A single number is the answer: how many lines of the entries contain the word "JSON"?

[Start of section]

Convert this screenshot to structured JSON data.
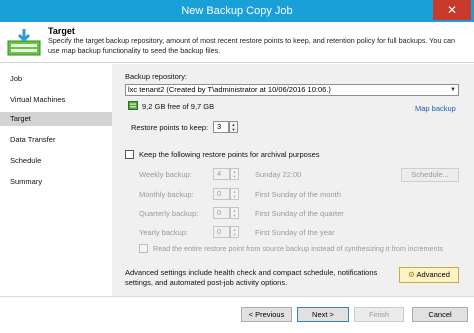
{
  "window": {
    "title": "New Backup Copy Job",
    "close_glyph": "✕"
  },
  "header": {
    "title": "Target",
    "description": "Specify the target backup repository, amount of most recent restore points to keep, and retention policy for full backups. You can use map backup functionality to seed the backup files.",
    "icon": "target-backup-icon"
  },
  "sidebar": {
    "items": [
      {
        "label": "Job",
        "active": false
      },
      {
        "label": "Virtual Machines",
        "active": false
      },
      {
        "label": "Target",
        "active": true
      },
      {
        "label": "Data Transfer",
        "active": false
      },
      {
        "label": "Schedule",
        "active": false
      },
      {
        "label": "Summary",
        "active": false
      }
    ]
  },
  "target": {
    "repository_label": "Backup repository:",
    "repository_value": "lxc tenant2 (Created by T\\administrator at 10/06/2016 10:06.)",
    "free_space": "9,2 GB free of 9,7 GB",
    "map_backup_link": "Map backup",
    "restore_points_label": "Restore points to keep:",
    "restore_points_value": "3",
    "archival_checkbox_label": "Keep the following restore points for archival purposes",
    "archival": [
      {
        "label": "Weekly backup:",
        "value": "4",
        "schedule": "Sunday 22:00"
      },
      {
        "label": "Monthly backup:",
        "value": "0",
        "schedule": "First Sunday of the month"
      },
      {
        "label": "Quarterly backup:",
        "value": "0",
        "schedule": "First Sunday of the quarter"
      },
      {
        "label": "Yearly backup:",
        "value": "0",
        "schedule": "First Sunday of the year"
      }
    ],
    "schedule_button": "Schedule...",
    "read_entire_label": "Read the entire restore point from source backup instead of synthesizing it from increments",
    "advanced_text": "Advanced settings include health check and compact schedule, notifications settings, and automated post-job activity options.",
    "advanced_button": "Advanced"
  },
  "footer": {
    "previous": "< Previous",
    "next": "Next >",
    "finish": "Finish",
    "cancel": "Cancel"
  }
}
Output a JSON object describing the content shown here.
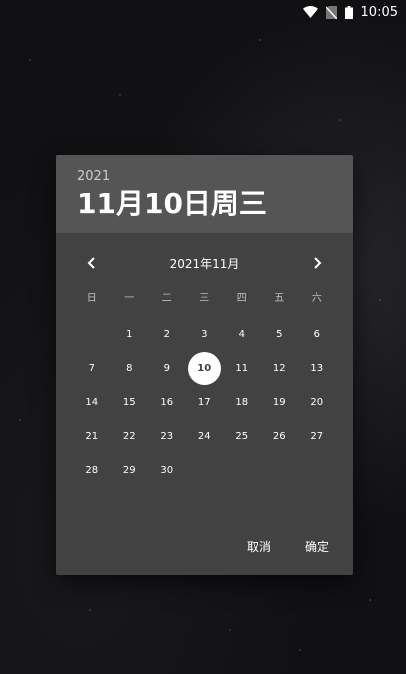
{
  "status_bar": {
    "time": "10:05"
  },
  "dialog": {
    "header": {
      "year": "2021",
      "date": "11月10日周三"
    },
    "month_title": "2021年11月",
    "weekdays": [
      "日",
      "一",
      "二",
      "三",
      "四",
      "五",
      "六"
    ],
    "weeks": [
      [
        "",
        "1",
        "2",
        "3",
        "4",
        "5",
        "6"
      ],
      [
        "7",
        "8",
        "9",
        "10",
        "11",
        "12",
        "13"
      ],
      [
        "14",
        "15",
        "16",
        "17",
        "18",
        "19",
        "20"
      ],
      [
        "21",
        "22",
        "23",
        "24",
        "25",
        "26",
        "27"
      ],
      [
        "28",
        "29",
        "30",
        "",
        "",
        "",
        ""
      ]
    ],
    "selected_day": "10",
    "cancel_label": "取消",
    "ok_label": "确定"
  }
}
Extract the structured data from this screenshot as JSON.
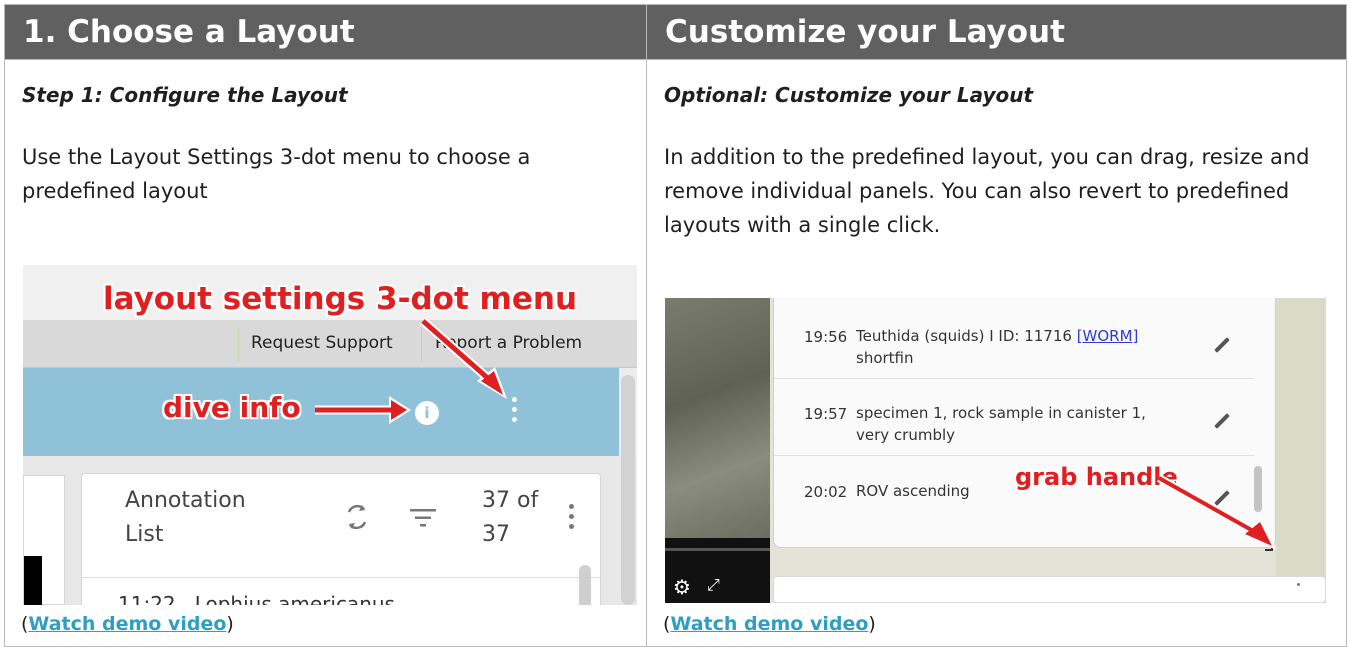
{
  "left": {
    "header": "1. Choose a Layout",
    "step": "Step 1: Configure the Layout",
    "description": "Use the Layout Settings 3-dot menu to choose a predefined layout",
    "demo_prefix": "(",
    "demo_link": "Watch demo video",
    "demo_suffix": ")",
    "screenshot": {
      "callout_menu": "layout settings 3-dot menu",
      "callout_info": "dive info",
      "link_support": "Request Support",
      "link_problem": "Report a Problem",
      "info_glyph": "i",
      "panel_title_line1": "Annotation",
      "panel_title_line2": "List",
      "count_line1": "37 of",
      "count_line2": "37",
      "first_row": "11:22   Lophius americanus"
    }
  },
  "right": {
    "header": "Customize your Layout",
    "step": "Optional: Customize your Layout",
    "description": "In addition to the predefined layout, you can drag, resize and remove individual panels. You can also revert to predefined layouts with a single click.",
    "demo_prefix": "(",
    "demo_link": "Watch demo video",
    "demo_suffix": ")",
    "screenshot": {
      "callout_handle": "grab handle",
      "rows": [
        {
          "time": "19:56",
          "text": "Teuthida (squids) I ID: 11716 ",
          "link": "[WORM]",
          "text2": "shortfin"
        },
        {
          "time": "19:57",
          "text": "specimen 1, rock sample in canister 1,",
          "text2": "very crumbly"
        },
        {
          "time": "20:02",
          "text": "ROV ascending"
        }
      ]
    }
  },
  "colors": {
    "header_bg": "#606060",
    "link": "#2e9fc4",
    "callout": "#e02020",
    "toolbar_blue": "#8fc1d8"
  }
}
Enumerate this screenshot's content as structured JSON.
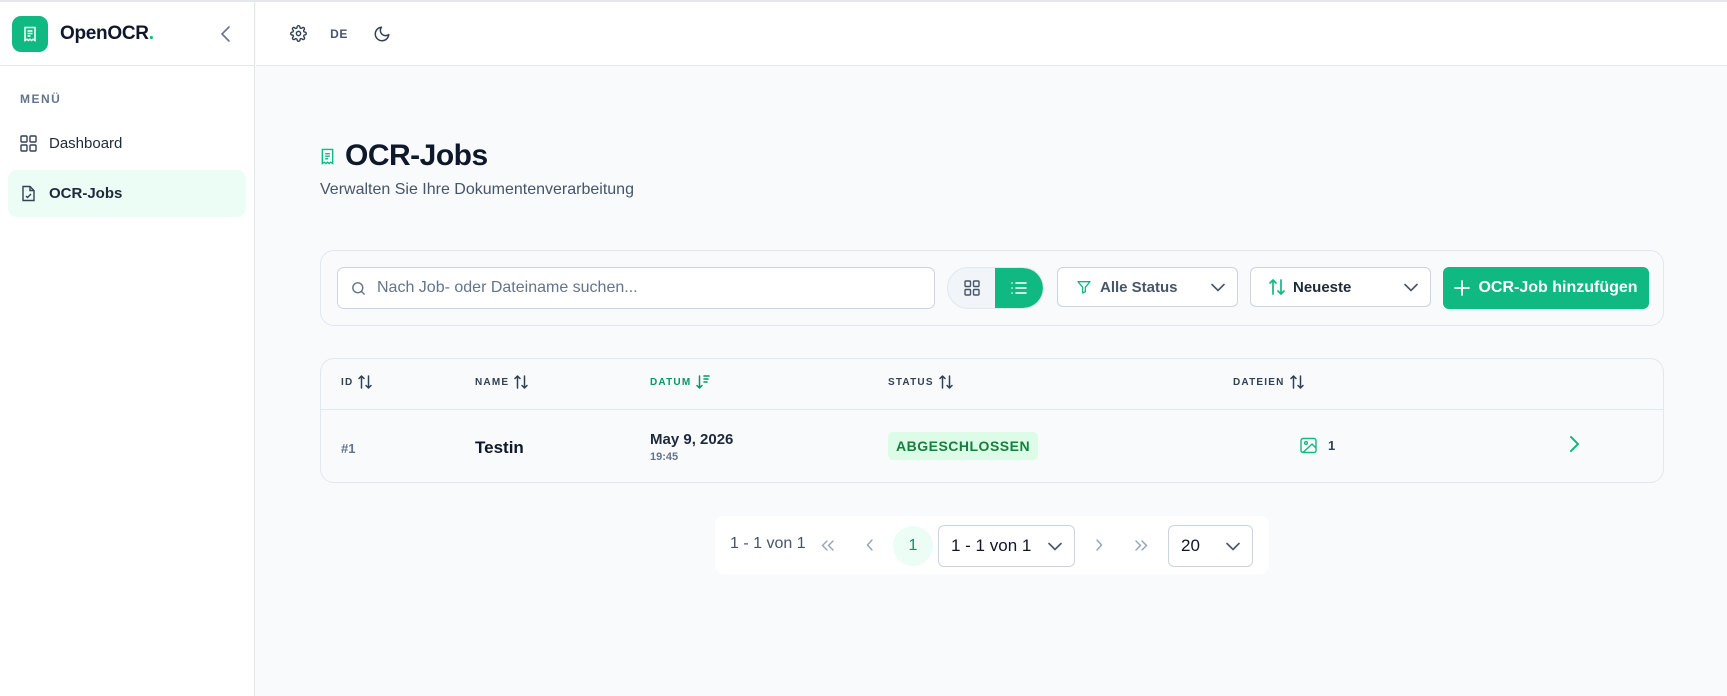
{
  "app": {
    "name": "OpenOCR",
    "name_dot": "."
  },
  "sidebar": {
    "menu_label": "MENÜ",
    "items": [
      {
        "label": "Dashboard",
        "icon": "grid-icon",
        "active": false
      },
      {
        "label": "OCR-Jobs",
        "icon": "file-icon",
        "active": true
      }
    ]
  },
  "header": {
    "language": "DE"
  },
  "page": {
    "title": "OCR-Jobs",
    "subtitle": "Verwalten Sie Ihre Dokumentenverarbeitung"
  },
  "toolbar": {
    "search_placeholder": "Nach Job- oder Dateiname suchen...",
    "status_filter": "Alle Status",
    "sort": "Neueste",
    "add_label": "OCR-Job hinzufügen"
  },
  "table": {
    "columns": [
      "ID",
      "NAME",
      "DATUM",
      "STATUS",
      "DATEIEN"
    ],
    "active_sort_column": "DATUM",
    "rows": [
      {
        "id": "#1",
        "name": "Testin",
        "date": "May 9, 2026",
        "time": "19:45",
        "status": "ABGESCHLOSSEN",
        "files": "1"
      }
    ]
  },
  "pagination": {
    "summary": "1 - 1 von 1",
    "current_page": "1",
    "range_select": "1 - 1 von 1",
    "page_size": "20"
  },
  "colors": {
    "accent": "#10b981",
    "accent_light": "#ecfdf5",
    "status_success_bg": "#dcfce7",
    "status_success_text": "#15803d"
  }
}
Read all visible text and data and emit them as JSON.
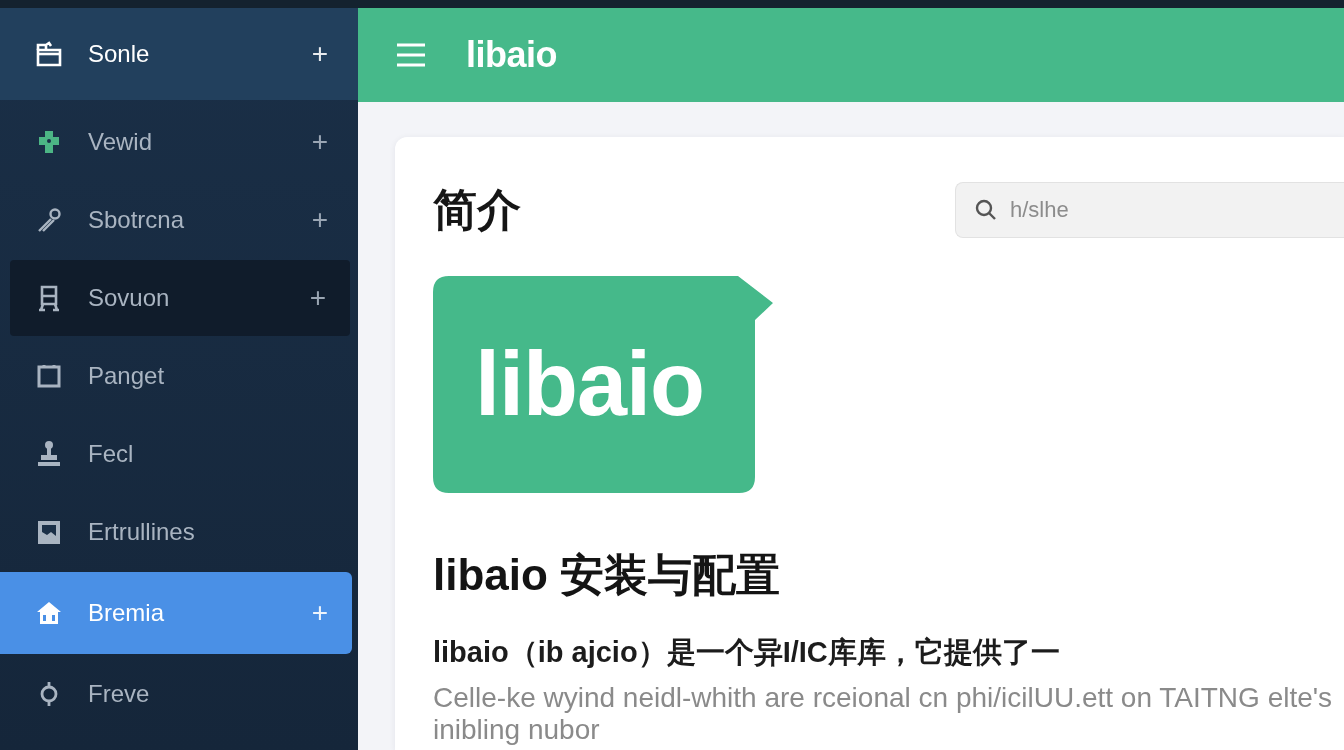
{
  "sidebar": {
    "items": [
      {
        "label": "Sonle",
        "kind": "header",
        "action": "+",
        "selected": false,
        "hovered": false
      },
      {
        "label": "Vewid",
        "kind": "item",
        "action": "+",
        "selected": false,
        "hovered": false
      },
      {
        "label": "Sbotrcna",
        "kind": "item",
        "action": "+",
        "selected": false,
        "hovered": false
      },
      {
        "label": "Sovuon",
        "kind": "item",
        "action": "+",
        "selected": false,
        "hovered": true
      },
      {
        "label": "Panget",
        "kind": "item",
        "selected": false,
        "hovered": false
      },
      {
        "label": "Fecl",
        "kind": "item",
        "selected": false,
        "hovered": false
      },
      {
        "label": "Ertrullines",
        "kind": "item",
        "selected": false,
        "hovered": false
      },
      {
        "label": "Bremia",
        "kind": "item",
        "action": "+",
        "selected": true,
        "hovered": false
      },
      {
        "label": "Freve",
        "kind": "item",
        "selected": false,
        "hovered": false
      }
    ]
  },
  "header": {
    "title": "libaio"
  },
  "card": {
    "title": "简介",
    "search": {
      "placeholder": "h/slhe"
    },
    "logo": {
      "text": "libaio"
    },
    "heading": "libaio 安装与配置",
    "subheading": "libaio（ib ajcio）是一个异I/IC库库，它提供了一",
    "paragraph": "Celle-ke wyind neidl-whith are rceional cn phi/icilUU.ett on TAITNG elte's inibling nubor"
  }
}
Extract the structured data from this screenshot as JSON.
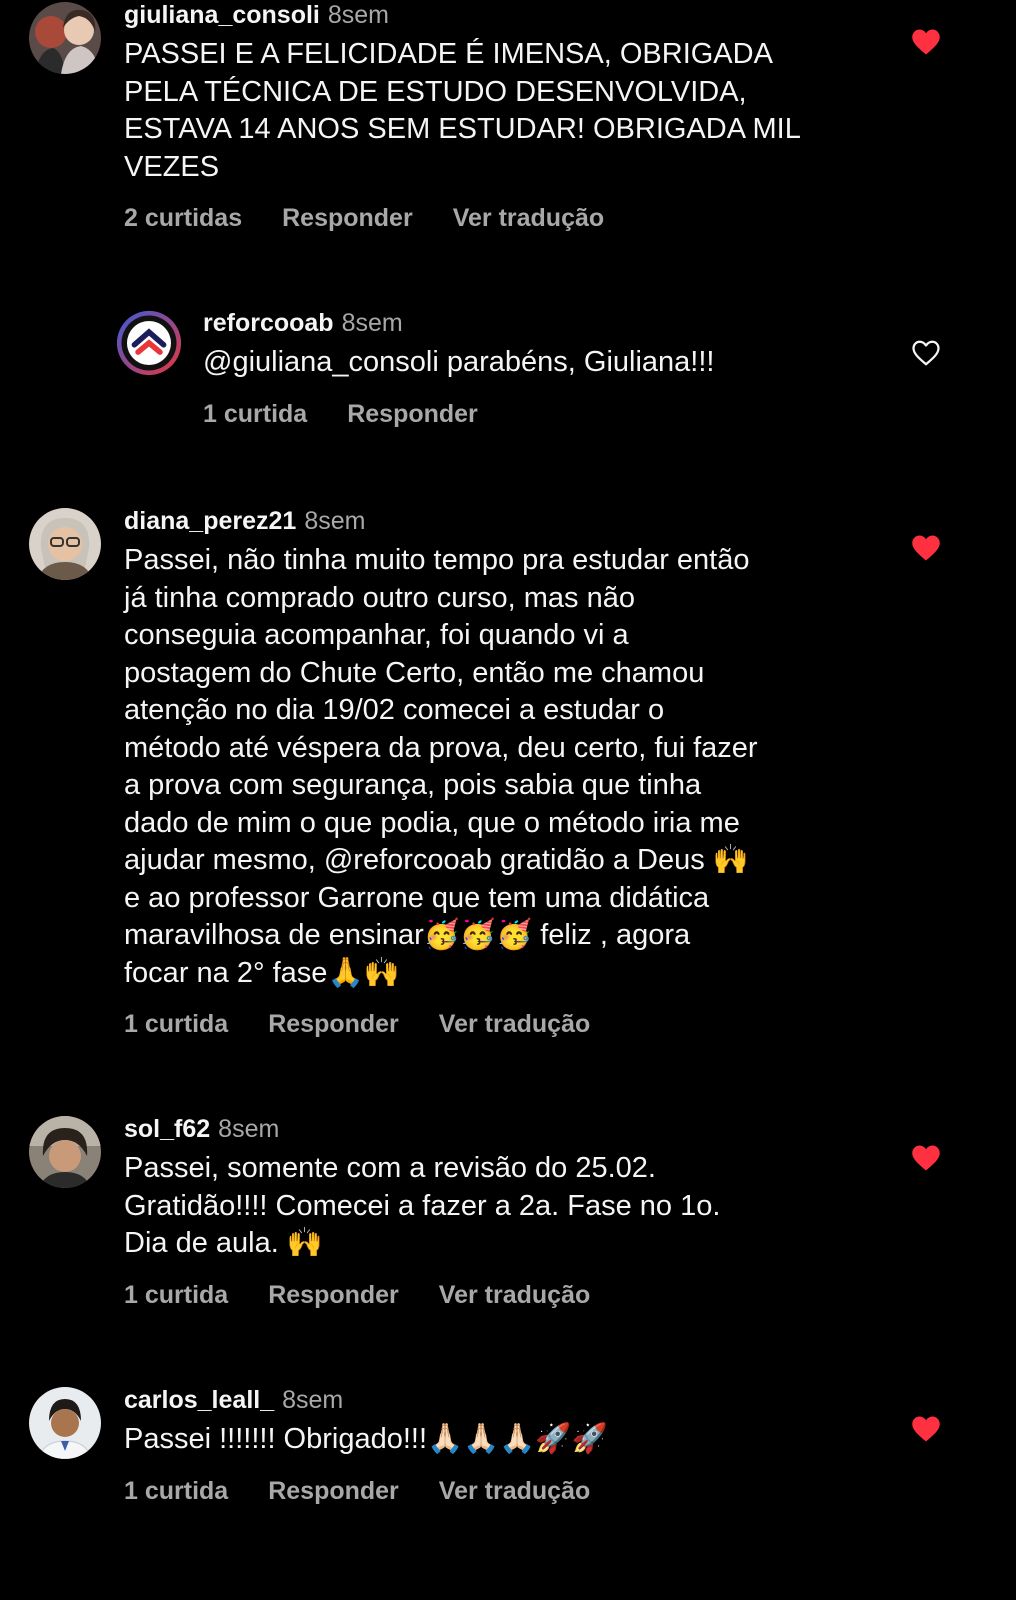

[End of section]

Exercise output: 6